**Work instructions:** The task calls for each line of the records below in which the word "JSON" appears.

**Saved data entries:**
════════════════

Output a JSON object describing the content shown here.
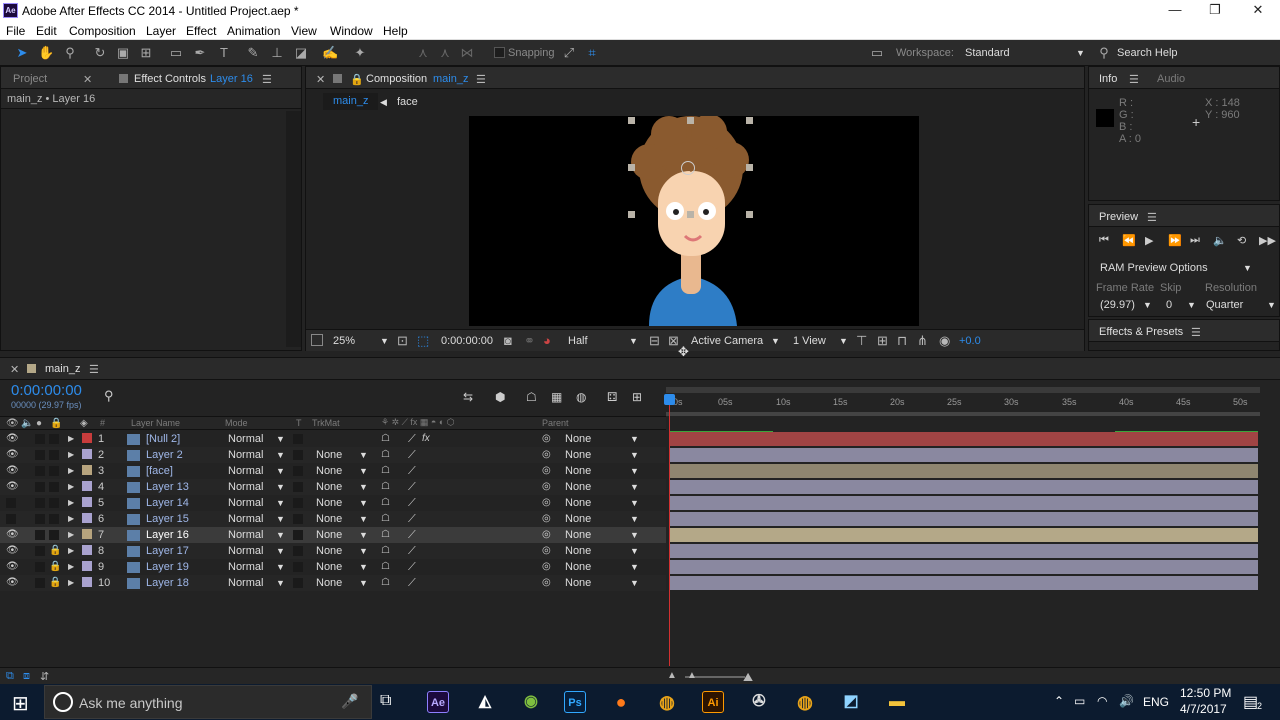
{
  "window": {
    "app_icon_text": "Ae",
    "title": "Adobe After Effects CC 2014 - Untitled Project.aep *",
    "minimize": "—",
    "maximize": "❐",
    "close": "✕"
  },
  "menu": [
    "File",
    "Edit",
    "Composition",
    "Layer",
    "Effect",
    "Animation",
    "View",
    "Window",
    "Help"
  ],
  "toolbar": {
    "snapping": "Snapping",
    "workspace_label": "Workspace:",
    "workspace_value": "Standard",
    "search_help": "Search Help"
  },
  "left_panel": {
    "tab_project": "Project",
    "tab_effect_controls": "Effect Controls",
    "effect_controls_layer": "Layer 16",
    "breadcrumb": "main_z • Layer 16"
  },
  "comp_panel": {
    "tab_label": "Composition",
    "tab_comp_name": "main_z",
    "breadcrumb_main": "main_z",
    "breadcrumb_child": "face",
    "zoom": "25%",
    "timecode": "0:00:00:00",
    "resolution": "Half",
    "camera": "Active Camera",
    "views": "1 View",
    "exposure": "+0.0"
  },
  "info_panel": {
    "tab_info": "Info",
    "tab_audio": "Audio",
    "r": "R :",
    "g": "G :",
    "b": "B :",
    "a": "A : 0",
    "x": "X : 148",
    "y": "Y : 960"
  },
  "preview_panel": {
    "title": "Preview",
    "ram_options": "RAM Preview Options",
    "frame_rate_label": "Frame Rate",
    "skip_label": "Skip",
    "resolution_label": "Resolution",
    "frame_rate_value": "(29.97)",
    "skip_value": "0",
    "resolution_value": "Quarter"
  },
  "effects_panel": {
    "title": "Effects & Presets"
  },
  "timeline": {
    "tab_name": "main_z",
    "timecode": "0:00:00:00",
    "frame_info": "00000 (29.97 fps)",
    "col_hash": "#",
    "col_layer_name": "Layer Name",
    "col_mode": "Mode",
    "col_t": "T",
    "col_trkmat": "TrkMat",
    "col_parent": "Parent",
    "ruler_ticks": [
      "0s",
      "05s",
      "10s",
      "15s",
      "20s",
      "25s",
      "30s",
      "35s",
      "40s",
      "45s",
      "50s"
    ],
    "layers": [
      {
        "num": "1",
        "name": "[Null 2]",
        "mode": "Normal",
        "trkmat": "",
        "parent": "None",
        "color": "#c83c3c",
        "track": "#a14444",
        "eye": true,
        "lock": false
      },
      {
        "num": "2",
        "name": "Layer 2",
        "mode": "Normal",
        "trkmat": "None",
        "parent": "None",
        "color": "#a9a2cf",
        "track": "#8a88a0",
        "eye": true,
        "lock": false
      },
      {
        "num": "3",
        "name": "[face]",
        "mode": "Normal",
        "trkmat": "None",
        "parent": "None",
        "color": "#b7a47e",
        "track": "#8f8670",
        "eye": true,
        "lock": false
      },
      {
        "num": "4",
        "name": "Layer 13",
        "mode": "Normal",
        "trkmat": "None",
        "parent": "None",
        "color": "#a9a2cf",
        "track": "#8a88a0",
        "eye": true,
        "lock": false
      },
      {
        "num": "5",
        "name": "Layer 14",
        "mode": "Normal",
        "trkmat": "None",
        "parent": "None",
        "color": "#a9a2cf",
        "track": "#8a88a0",
        "eye": false,
        "lock": false
      },
      {
        "num": "6",
        "name": "Layer 15",
        "mode": "Normal",
        "trkmat": "None",
        "parent": "None",
        "color": "#a9a2cf",
        "track": "#8a88a0",
        "eye": false,
        "lock": false
      },
      {
        "num": "7",
        "name": "Layer 16",
        "mode": "Normal",
        "trkmat": "None",
        "parent": "None",
        "color": "#b7a47e",
        "track": "#b4a888",
        "eye": true,
        "lock": false
      },
      {
        "num": "8",
        "name": "Layer 17",
        "mode": "Normal",
        "trkmat": "None",
        "parent": "None",
        "color": "#a9a2cf",
        "track": "#8a88a0",
        "eye": true,
        "lock": true
      },
      {
        "num": "9",
        "name": "Layer 19",
        "mode": "Normal",
        "trkmat": "None",
        "parent": "None",
        "color": "#a9a2cf",
        "track": "#8a88a0",
        "eye": true,
        "lock": true
      },
      {
        "num": "10",
        "name": "Layer 18",
        "mode": "Normal",
        "trkmat": "None",
        "parent": "None",
        "color": "#a9a2cf",
        "track": "#8a88a0",
        "eye": true,
        "lock": true
      }
    ]
  },
  "taskbar": {
    "search_placeholder": "Ask me anything",
    "lang": "ENG",
    "time": "12:50 PM",
    "date": "4/7/2017",
    "notif_count": "2",
    "app_ae": "Ae",
    "app_ps": "Ps",
    "app_ai": "Ai"
  }
}
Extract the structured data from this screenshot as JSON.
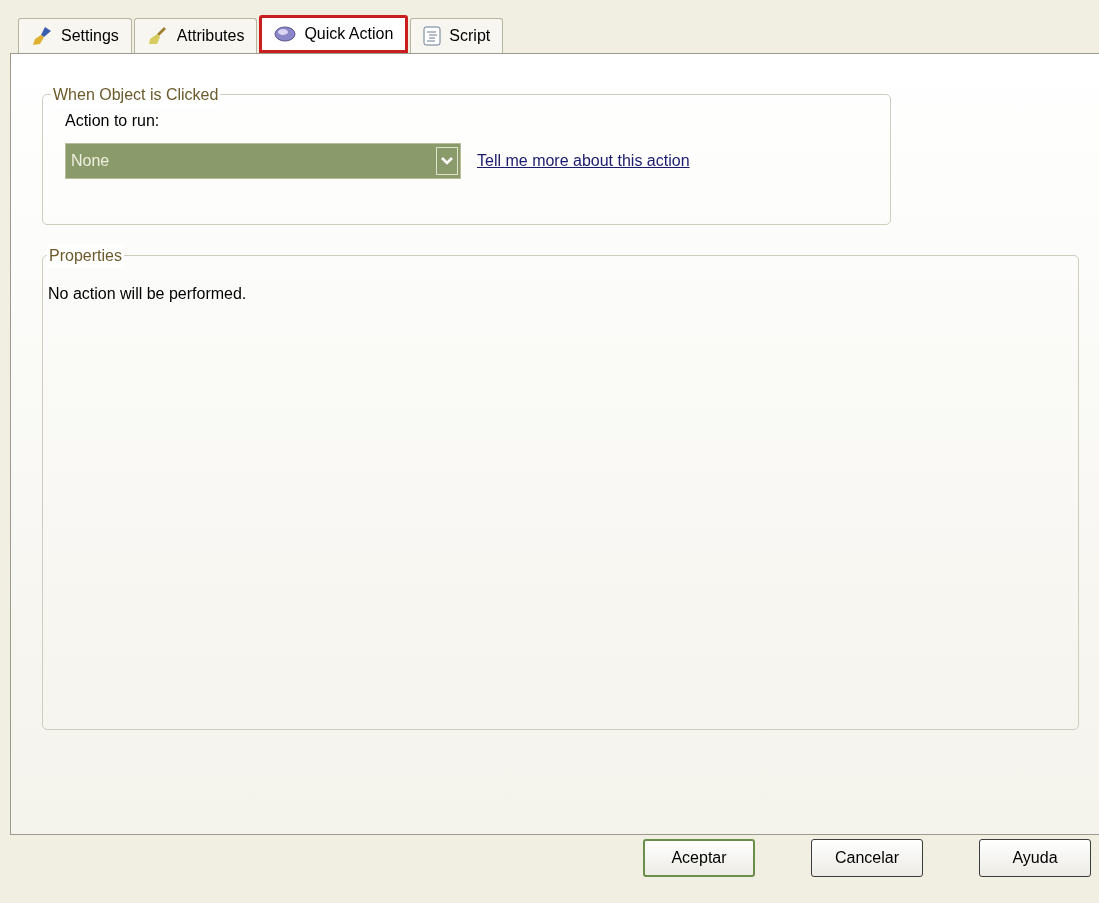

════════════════

**Task response:**
Output a JSON object describing the content shown here.
Extract the structured data from this screenshot as JSON.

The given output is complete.